A new report uncovers the best place in the world to be a mother. And it's not Canada.
Save The Children's State of the World's Mothers report ranked mothers' well-being in 165 countries based on male-to-female income ratios, maternity leave benefits, educational enrolment, female life expectancy, risk of maternal death, and women's participation in government.
Where did Canada fall? (Drumroll, please.) Nineteenth out of the world's 43 most developed countries, a notch up from last year's study, the Toronto Sun points out.
So why did a country like Canada rank in the middle of the pack of developed countries?
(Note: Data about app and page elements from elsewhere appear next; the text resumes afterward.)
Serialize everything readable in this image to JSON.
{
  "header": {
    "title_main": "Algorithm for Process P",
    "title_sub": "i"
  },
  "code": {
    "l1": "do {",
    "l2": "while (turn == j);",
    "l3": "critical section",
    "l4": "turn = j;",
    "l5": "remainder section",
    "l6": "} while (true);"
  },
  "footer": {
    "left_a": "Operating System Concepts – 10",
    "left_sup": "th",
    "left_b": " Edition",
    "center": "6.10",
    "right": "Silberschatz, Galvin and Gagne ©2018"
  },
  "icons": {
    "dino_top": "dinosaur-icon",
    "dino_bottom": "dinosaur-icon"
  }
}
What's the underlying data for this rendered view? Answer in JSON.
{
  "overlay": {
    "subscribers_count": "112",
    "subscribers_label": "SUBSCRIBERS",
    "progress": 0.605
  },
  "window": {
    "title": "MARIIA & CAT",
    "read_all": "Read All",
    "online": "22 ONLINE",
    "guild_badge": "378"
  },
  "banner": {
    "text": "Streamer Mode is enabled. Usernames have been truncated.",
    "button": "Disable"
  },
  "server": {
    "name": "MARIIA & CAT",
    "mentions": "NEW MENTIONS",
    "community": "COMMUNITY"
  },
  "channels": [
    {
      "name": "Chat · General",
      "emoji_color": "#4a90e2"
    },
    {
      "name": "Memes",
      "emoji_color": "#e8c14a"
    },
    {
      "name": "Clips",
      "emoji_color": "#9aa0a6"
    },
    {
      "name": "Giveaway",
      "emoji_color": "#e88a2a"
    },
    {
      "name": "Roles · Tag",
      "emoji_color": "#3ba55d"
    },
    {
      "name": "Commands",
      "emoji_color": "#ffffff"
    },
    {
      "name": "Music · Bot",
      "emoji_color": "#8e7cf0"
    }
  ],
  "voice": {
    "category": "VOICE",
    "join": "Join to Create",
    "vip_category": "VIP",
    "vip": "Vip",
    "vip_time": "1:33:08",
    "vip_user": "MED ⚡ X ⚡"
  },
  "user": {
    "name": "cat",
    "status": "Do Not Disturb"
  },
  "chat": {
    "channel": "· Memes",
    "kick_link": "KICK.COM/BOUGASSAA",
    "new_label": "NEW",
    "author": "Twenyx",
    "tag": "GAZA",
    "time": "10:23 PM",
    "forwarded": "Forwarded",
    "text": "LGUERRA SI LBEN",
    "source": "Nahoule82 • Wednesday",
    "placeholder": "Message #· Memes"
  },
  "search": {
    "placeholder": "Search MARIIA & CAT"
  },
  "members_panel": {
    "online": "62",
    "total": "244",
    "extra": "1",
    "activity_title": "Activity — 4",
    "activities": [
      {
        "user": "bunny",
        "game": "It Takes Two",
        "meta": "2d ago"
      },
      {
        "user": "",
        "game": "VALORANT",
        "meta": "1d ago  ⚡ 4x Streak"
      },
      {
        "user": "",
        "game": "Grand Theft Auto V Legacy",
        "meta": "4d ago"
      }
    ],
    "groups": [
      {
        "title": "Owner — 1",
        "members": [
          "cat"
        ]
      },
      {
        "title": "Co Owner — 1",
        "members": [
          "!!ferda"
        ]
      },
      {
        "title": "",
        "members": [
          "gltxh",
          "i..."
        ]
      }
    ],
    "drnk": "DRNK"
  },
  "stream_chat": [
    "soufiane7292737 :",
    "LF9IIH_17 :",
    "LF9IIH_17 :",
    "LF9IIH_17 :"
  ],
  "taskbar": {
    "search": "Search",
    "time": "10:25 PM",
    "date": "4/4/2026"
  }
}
For one thing, 15 per cent of children or less have six months of exclusive breastfeeding, the study notes, possibly because of a lack of support, demanding schedules or -- most notably -- a lack of stated rights to nursing breaks at work (paid or unpaid). Although the report notes that developed countries don't rely on breastfeeding as heavily as other nations, "breastfeeding has many benefits for mothers and babies, and more can be done to support mothers who want to breastfeed."
Canada's new higher spot, on the other hand, owed much to its 52-week maternity leave benefits, as well as the inclusion of paternal leave in that plan. The increased percentage of women in the national government also helped the ranking.
To see where Canada ranks compared to other countries from around the world -- and which nation snagged the top spot -- click through the slideshow below: